* Instructions to follow
Check each line of the entries for the string "avis". Report only how many lines have it.

*** Data for this task Section Begins ***

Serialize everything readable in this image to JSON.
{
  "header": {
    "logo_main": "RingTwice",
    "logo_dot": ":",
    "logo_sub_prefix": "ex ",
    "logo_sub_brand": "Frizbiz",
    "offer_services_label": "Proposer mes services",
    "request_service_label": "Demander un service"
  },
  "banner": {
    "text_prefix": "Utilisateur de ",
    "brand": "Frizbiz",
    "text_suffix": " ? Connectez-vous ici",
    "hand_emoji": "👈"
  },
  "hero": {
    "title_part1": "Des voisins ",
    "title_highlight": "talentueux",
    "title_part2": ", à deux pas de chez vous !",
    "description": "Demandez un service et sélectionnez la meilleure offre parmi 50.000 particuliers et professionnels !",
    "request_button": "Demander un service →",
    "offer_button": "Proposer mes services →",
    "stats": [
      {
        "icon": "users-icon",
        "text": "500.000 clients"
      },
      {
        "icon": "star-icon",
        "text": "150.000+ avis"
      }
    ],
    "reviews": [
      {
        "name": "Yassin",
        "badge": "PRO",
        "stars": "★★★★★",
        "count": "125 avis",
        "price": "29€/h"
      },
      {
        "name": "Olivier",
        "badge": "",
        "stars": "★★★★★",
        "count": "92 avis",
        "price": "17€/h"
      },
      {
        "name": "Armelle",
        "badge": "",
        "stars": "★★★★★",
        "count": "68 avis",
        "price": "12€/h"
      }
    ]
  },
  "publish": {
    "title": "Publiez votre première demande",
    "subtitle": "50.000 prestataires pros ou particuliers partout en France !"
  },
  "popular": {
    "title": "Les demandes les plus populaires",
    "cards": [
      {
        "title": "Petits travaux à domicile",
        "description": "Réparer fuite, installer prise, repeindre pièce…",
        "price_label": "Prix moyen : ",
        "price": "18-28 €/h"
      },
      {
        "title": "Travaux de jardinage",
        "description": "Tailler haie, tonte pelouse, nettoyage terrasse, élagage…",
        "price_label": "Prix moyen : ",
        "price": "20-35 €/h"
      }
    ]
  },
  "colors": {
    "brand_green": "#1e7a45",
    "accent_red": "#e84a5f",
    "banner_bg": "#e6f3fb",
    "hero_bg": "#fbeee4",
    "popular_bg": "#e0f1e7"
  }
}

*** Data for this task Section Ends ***

* Answer area
4